This is my first rabbit. Her name was Slick, originally short for "Captain Slick" because at the time, we had been told by the clerk at the pet store that "he" was a male. It was 1985; we had seen "him" at the pet store a couple of blocks from our apartment and I had fallen in love, so my fiance surprised me by giving him to me as a Christmas gift in December. The first night we had him home, my fiance took one look at his antics and said, "Who do you think you are? Captain Slick?" and the name stuck.
This is Slick in the middle of one of "his" favorite activities; running back and forth between the living room and the short hallway that led to a spare bedroom. He loved to dash across the floor, nails scrabbling on the wood, then go into a slide until he bumped up against the wall. A second after he hit the wall, he was dashing back so he could slide into the velveteen fabric that covered our living room table. He would do it over and over, sometimes even sliding through the gap between the back of his cage and the wall (how he never crashed or hurt himself doing that, I'll never know).
It wasn't until we brought home another male, an albino we named Marty Feldbunny because of his cockeyed expression, that we started to have a few doubts about Slick's gender. (To be polite, let's just say that there were two prominent physical features that Marty had that Slick didn't. ) Unfortunately, we were pretty rabbit-ignorant back then and had already allowed the two to play together. By the time we started to think that might not be a good idea, it was too late.
My fiance and I had gone on a weekend trip and a friend of ours had volunteered to apartment- and rabbit-sit. We had just returned home and were telling our friend about the trip when my fiance looked up, pointed across the room and said, "What the hell is that?!"

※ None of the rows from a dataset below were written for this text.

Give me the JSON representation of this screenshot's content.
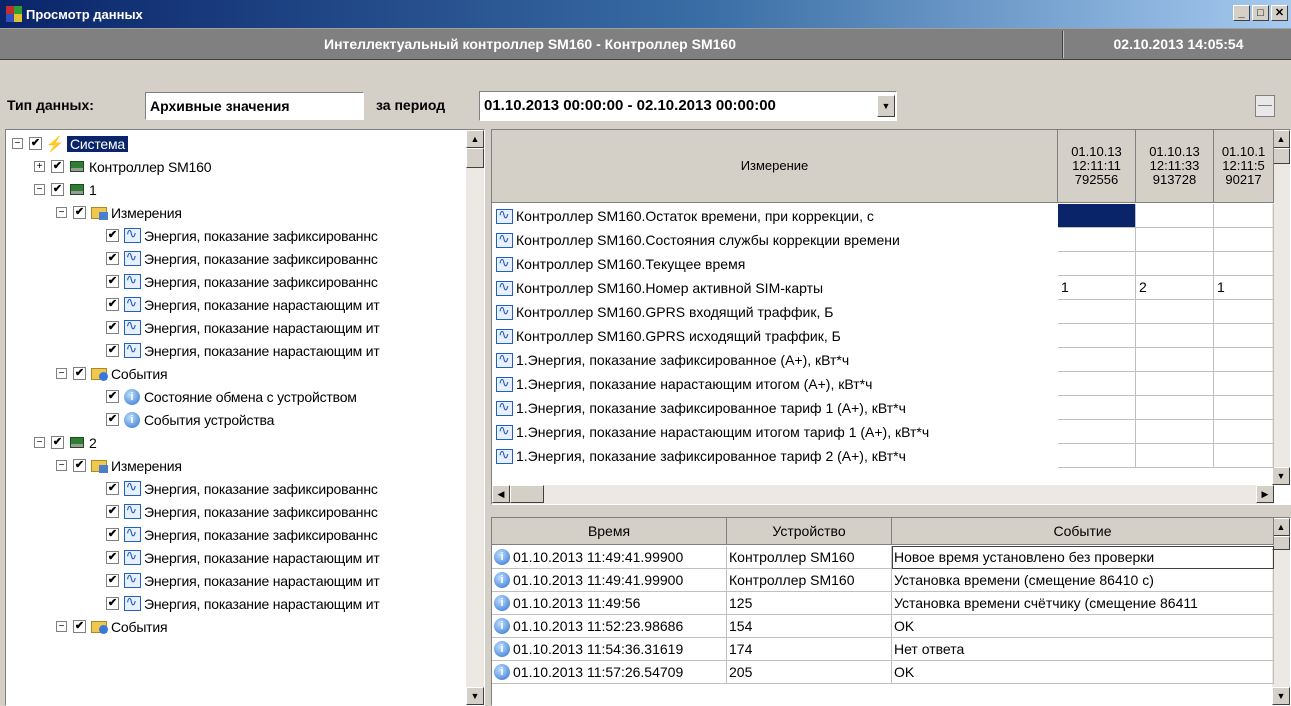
{
  "window": {
    "title": "Просмотр данных",
    "btn_min": "_",
    "btn_max": "□",
    "btn_close": "✕"
  },
  "header": {
    "controller_title": "Интеллектуальный контроллер SM160 - Контроллер SM160",
    "datetime": "02.10.2013 14:05:54"
  },
  "filter": {
    "type_label": "Тип данных:",
    "type_value": "Архивные значения",
    "period_label": "за период",
    "period_value": "01.10.2013 00:00:00 - 02.10.2013 00:00:00"
  },
  "tree": [
    {
      "label": "Система",
      "pm": "−",
      "icon": "lightning-icon"
    },
    {
      "label": "Контроллер SM160",
      "pm": "+",
      "icon": "device-icon"
    },
    {
      "label": "1",
      "pm": "−",
      "icon": "device-icon"
    },
    {
      "label": "Измерения",
      "pm": "−",
      "icon": "folder-chart-icon"
    },
    {
      "label": "Энергия, показание зафиксированнс",
      "icon": "waveform-icon"
    },
    {
      "label": "Энергия, показание зафиксированнс",
      "icon": "waveform-icon"
    },
    {
      "label": "Энергия, показание зафиксированнс",
      "icon": "waveform-icon"
    },
    {
      "label": "Энергия, показание нарастающим ит",
      "icon": "waveform-icon"
    },
    {
      "label": "Энергия, показание нарастающим ит",
      "icon": "waveform-icon"
    },
    {
      "label": "Энергия, показание нарастающим ит",
      "icon": "waveform-icon"
    },
    {
      "label": "События",
      "pm": "−",
      "icon": "folder-events-icon"
    },
    {
      "label": "Состояние обмена с устройством",
      "icon": "info-icon"
    },
    {
      "label": "События устройства",
      "icon": "info-icon"
    },
    {
      "label": "2",
      "pm": "−",
      "icon": "device-icon"
    },
    {
      "label": "Измерения",
      "pm": "−",
      "icon": "folder-chart-icon"
    },
    {
      "label": "Энергия, показание зафиксированнс",
      "icon": "waveform-icon"
    },
    {
      "label": "Энергия, показание зафиксированнс",
      "icon": "waveform-icon"
    },
    {
      "label": "Энергия, показание зафиксированнс",
      "icon": "waveform-icon"
    },
    {
      "label": "Энергия, показание нарастающим ит",
      "icon": "waveform-icon"
    },
    {
      "label": "Энергия, показание нарастающим ит",
      "icon": "waveform-icon"
    },
    {
      "label": "Энергия, показание нарастающим ит",
      "icon": "waveform-icon"
    },
    {
      "label": "События",
      "pm": "−",
      "icon": "folder-events-icon"
    }
  ],
  "measurements": {
    "header": "Измерение",
    "columns": [
      {
        "date": "01.10.13",
        "time": "12:11:11",
        "frac": "792556"
      },
      {
        "date": "01.10.13",
        "time": "12:11:33",
        "frac": "913728"
      },
      {
        "date": "01.10.1",
        "time": "12:11:5",
        "frac": "90217"
      }
    ],
    "rows": [
      {
        "name": "Контроллер SM160.Остаток времени, при коррекции, с",
        "v": [
          "",
          "",
          ""
        ]
      },
      {
        "name": "Контроллер SM160.Состояния службы коррекции времени",
        "v": [
          "",
          "",
          ""
        ]
      },
      {
        "name": "Контроллер SM160.Текущее время",
        "v": [
          "",
          "",
          ""
        ]
      },
      {
        "name": "Контроллер SM160.Номер активной SIM-карты",
        "v": [
          "1",
          "2",
          "1"
        ]
      },
      {
        "name": "Контроллер SM160.GPRS входящий траффик, Б",
        "v": [
          "",
          "",
          ""
        ]
      },
      {
        "name": "Контроллер SM160.GPRS исходящий траффик, Б",
        "v": [
          "",
          "",
          ""
        ]
      },
      {
        "name": "1.Энергия, показание зафиксированное (А+), кВт*ч",
        "v": [
          "",
          "",
          ""
        ]
      },
      {
        "name": "1.Энергия, показание нарастающим итогом (А+), кВт*ч",
        "v": [
          "",
          "",
          ""
        ]
      },
      {
        "name": "1.Энергия, показание зафиксированное тариф 1 (А+), кВт*ч",
        "v": [
          "",
          "",
          ""
        ]
      },
      {
        "name": "1.Энергия, показание нарастающим итогом тариф 1 (А+), кВт*ч",
        "v": [
          "",
          "",
          ""
        ]
      },
      {
        "name": "1.Энергия, показание зафиксированное тариф 2 (А+), кВт*ч",
        "v": [
          "",
          "",
          ""
        ]
      }
    ]
  },
  "events": {
    "headers": [
      "Время",
      "Устройство",
      "Событие"
    ],
    "rows": [
      {
        "time": "01.10.2013 11:49:41.99900",
        "device": "Контроллер SM160",
        "event": "Новое время установлено без проверки"
      },
      {
        "time": "01.10.2013 11:49:41.99900",
        "device": "Контроллер SM160",
        "event": "Установка времени (смещение 86410 с)"
      },
      {
        "time": "01.10.2013 11:49:56",
        "device": "125",
        "event": "Установка времени счётчику (смещение 86411"
      },
      {
        "time": "01.10.2013 11:52:23.98686",
        "device": "154",
        "event": "OK"
      },
      {
        "time": "01.10.2013 11:54:36.31619",
        "device": "174",
        "event": "Нет ответа"
      },
      {
        "time": "01.10.2013 11:57:26.54709",
        "device": "205",
        "event": "OK"
      }
    ]
  }
}
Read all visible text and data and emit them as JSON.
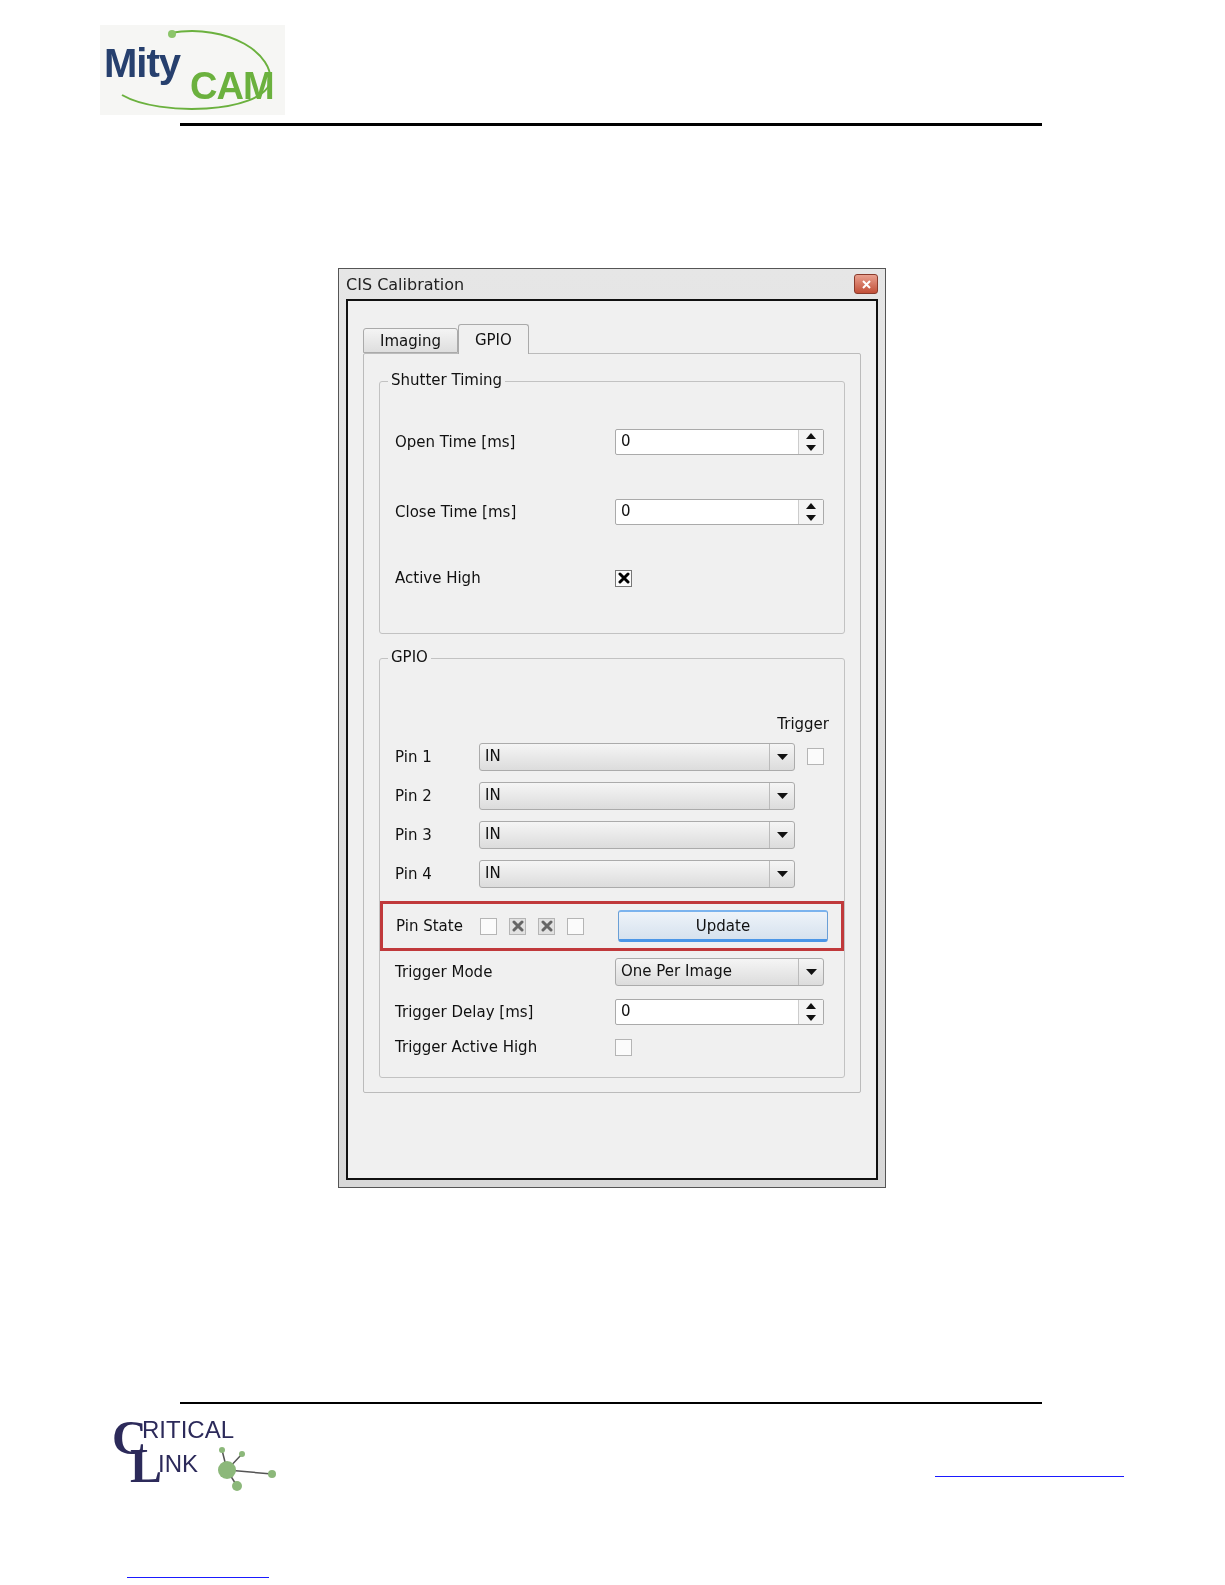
{
  "header_logo": {
    "word_1": "Mity",
    "word_2": "CAM"
  },
  "dialog": {
    "title": "CIS Calibration",
    "tabs": [
      {
        "label": "Imaging",
        "selected": false
      },
      {
        "label": "GPIO",
        "selected": true
      }
    ],
    "shutter_timing": {
      "title": "Shutter Timing",
      "open_time": {
        "label": "Open Time [ms]",
        "value": "0"
      },
      "close_time": {
        "label": "Close Time [ms]",
        "value": "0"
      },
      "active_high": {
        "label": "Active High",
        "checked": true
      }
    },
    "gpio": {
      "title": "GPIO",
      "trigger_heading": "Trigger",
      "pins": [
        {
          "label": "Pin 1",
          "value": "IN",
          "trigger": false
        },
        {
          "label": "Pin 2",
          "value": "IN"
        },
        {
          "label": "Pin 3",
          "value": "IN"
        },
        {
          "label": "Pin 4",
          "value": "IN"
        }
      ],
      "pin_state": {
        "label": "Pin State",
        "states": [
          {
            "checked": false
          },
          {
            "checked": true
          },
          {
            "checked": true
          },
          {
            "checked": false
          }
        ],
        "button": "Update",
        "highlighted": true
      },
      "trigger_mode": {
        "label": "Trigger Mode",
        "value": "One Per Image"
      },
      "trigger_delay": {
        "label": "Trigger Delay [ms]",
        "value": "0"
      },
      "trigger_active_high": {
        "label": "Trigger Active High",
        "checked": false
      }
    }
  },
  "footer_logo": {
    "word_1": "RITICAL",
    "word_2": "INK",
    "initial_1": "C",
    "initial_2": "L"
  }
}
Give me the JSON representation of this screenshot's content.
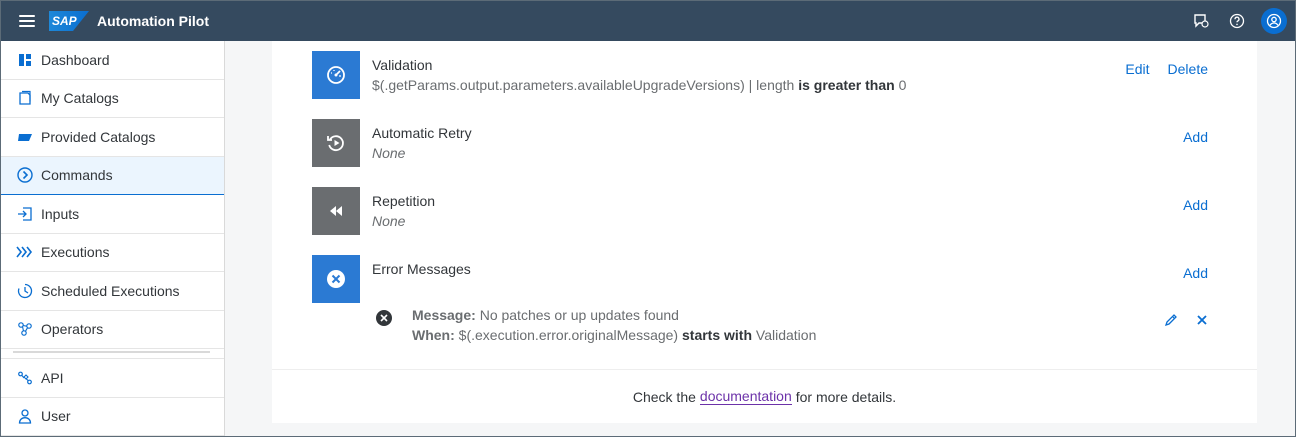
{
  "app": {
    "logo": "SAP",
    "title": "Automation Pilot"
  },
  "shell_icons": [
    "feedback-icon",
    "help-icon",
    "user-avatar-icon"
  ],
  "sidebar": {
    "items": [
      {
        "label": "Dashboard",
        "icon": "dashboard-icon"
      },
      {
        "label": "My Catalogs",
        "icon": "catalog-icon"
      },
      {
        "label": "Provided Catalogs",
        "icon": "provided-catalog-icon"
      },
      {
        "label": "Commands",
        "icon": "command-icon",
        "selected": true
      },
      {
        "label": "Inputs",
        "icon": "input-icon"
      },
      {
        "label": "Executions",
        "icon": "executions-icon"
      },
      {
        "label": "Scheduled Executions",
        "icon": "scheduled-icon"
      },
      {
        "label": "Operators",
        "icon": "operators-icon"
      }
    ],
    "bottom_items": [
      {
        "label": "API",
        "icon": "api-icon"
      },
      {
        "label": "User",
        "icon": "user-icon"
      }
    ]
  },
  "rows": {
    "validation": {
      "title": "Validation",
      "expr": "$(.getParams.output.parameters.availableUpgradeVersions) | length",
      "operator": "is greater than",
      "value": "0",
      "edit": "Edit",
      "delete": "Delete"
    },
    "retry": {
      "title": "Automatic Retry",
      "sub": "None",
      "add": "Add"
    },
    "repetition": {
      "title": "Repetition",
      "sub": "None",
      "add": "Add"
    },
    "errors": {
      "title": "Error Messages",
      "add": "Add",
      "message_label": "Message:",
      "message_value": "No patches or up updates found",
      "when_label": "When:",
      "when_expr": "$(.execution.error.originalMessage)",
      "when_op": "starts with",
      "when_value": "Validation"
    }
  },
  "footer": {
    "before": "Check the",
    "link": "documentation",
    "after": "for more details."
  },
  "colors": {
    "shell": "#354a5f",
    "accent": "#0a6ed1",
    "tile_blue": "#2b7ad3",
    "tile_grey": "#6a6d70"
  }
}
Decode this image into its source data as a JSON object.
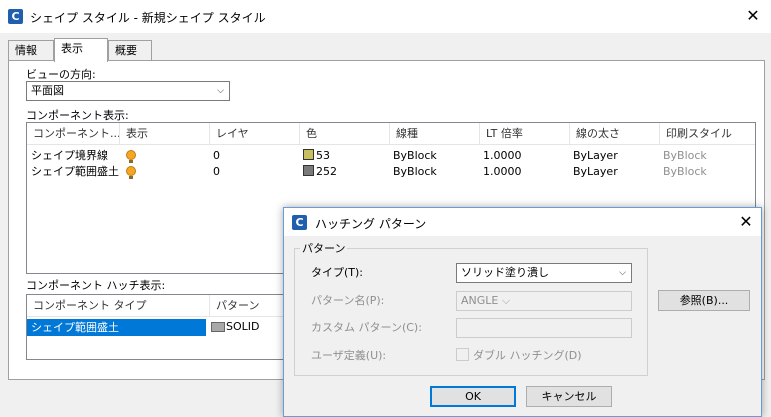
{
  "window": {
    "icon": "C",
    "title": "シェイプ スタイル - 新規シェイプ スタイル"
  },
  "tabs": [
    {
      "label": "情報"
    },
    {
      "label": "表示"
    },
    {
      "label": "概要"
    }
  ],
  "view_direction": {
    "label": "ビューの方向:",
    "value": "平面図"
  },
  "component_display": {
    "label": "コンポーネント表示:",
    "columns": [
      "コンポーネント...",
      "表示",
      "レイヤ",
      "色",
      "線種",
      "LT 倍率",
      "線の太さ",
      "印刷スタイル"
    ],
    "rows": [
      {
        "component": "シェイプ境界線",
        "layer": "0",
        "color_index": "53",
        "color_hex": "#c8c060",
        "linetype": "ByBlock",
        "lt_scale": "1.0000",
        "lineweight": "ByLayer",
        "plot_style": "ByBlock"
      },
      {
        "component": "シェイプ範囲盛土",
        "layer": "0",
        "color_index": "252",
        "color_hex": "#7a7a7a",
        "linetype": "ByBlock",
        "lt_scale": "1.0000",
        "lineweight": "ByLayer",
        "plot_style": "ByBlock"
      }
    ]
  },
  "hatch_display": {
    "label": "コンポーネント ハッチ表示:",
    "columns": [
      "コンポーネント タイプ",
      "パターン"
    ],
    "rows": [
      {
        "component": "シェイプ範囲盛土",
        "pattern": "SOLID"
      }
    ]
  },
  "hatch_dialog": {
    "icon": "C",
    "title": "ハッチング パターン",
    "group_label": "パターン",
    "type_label": "タイプ(T):",
    "type_value": "ソリッド塗り潰し",
    "pattern_name_label": "パターン名(P):",
    "pattern_name_value": "ANGLE",
    "custom_pattern_label": "カスタム パターン(C):",
    "custom_pattern_value": "",
    "user_defined_label": "ユーザ定義(U):",
    "double_hatch_label": "ダブル ハッチング(D)",
    "browse_label": "参照(B)...",
    "ok_label": "OK",
    "cancel_label": "キャンセル"
  }
}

Slowly crawling in our direction was what looked like a small gray lump. Our friend said, "It looks like a sick mouse. "
There was a pause as that thought sank in, then the three of us rushed into the spare bedroom, where we had been keeping Marty and Slick out of sight of our landlord (we weren't supposed to have pets). In Slick's cage were six more blind and naked little lumps; seven baby bunnies.
Needless to say. we were completely freaked out. The pet store was immediately called. They took poor Marty back and told us that they would buy any babies we were willing to sell once they were old enough to leave their mom. (This is NOT something I would do under the same circumstances today, but at the time, we didn't know any better.) The few rabbit books that were available back then said to give the babies human baby formula mixed double-strength if it looked like Slick wasn't nursing them; I did it anyway.
Somehow, they survived and grew into seven speedy puffballs in varying shades of gray, bombing around the spare bedroom to our absolute delight. I wish I'd had some means of filming them in action; they were a sight to see. Poor Slick (who had been renamed Grace Slick) seemed just overwhelmed; she would stretch out on the floor and just lie there while her busy brood hopped over, around and on her.
When the time came, we sold six of the seven babies back to the pet store. One was kept because of a minor accident it had suffered early in its life; it had escaped the cage at least twice, once when it made its way into the living room that first day, and the next night, when we found it curled up next to the heater in the bedroom in the morning (the only thing that saved it from an early grave). It had a very small, very neat chunk missing from one ear in the shape of a bite mark, which led us to believe that Slick had tried to stop it from wandering away again at some point.
I don't know if it was not having so many to deal with or the fear that she might lose the only one she had left, but Slick was motherhood personified with that one kit; she followed it everywhere, licking it, nuzzling it, playing with it. It was so sweet to see her with that baby. I would have loved to see it grow up alongside her, but unfortunately, not long after that, we had to leave the apartment because of financial problems. We couldn't take them with us under the circumstances, so we brought them both to a local animal shelter. The people running the shelter fell in love with them on the spot and told us they would not only keep them together, but would adopt them for themselves. I was happy to know they would have a home together, but I cried all the way back to the apartment. My fiance and I split up about six months after that, and I moved back home.
As far as I knew, all the pictures I had of Slick had been lost in between moves...until today. You have no idea what finding these pictures means to me. It's one thing to have the memories, but even memories can fade in places over time. To actually see her again is just mind-blowing. I hope she and her baby had a wonderful life in a new home, and I hope poor Marty was able to find a new home as well, but I will always regret not being able to give them the home and the life they deserved.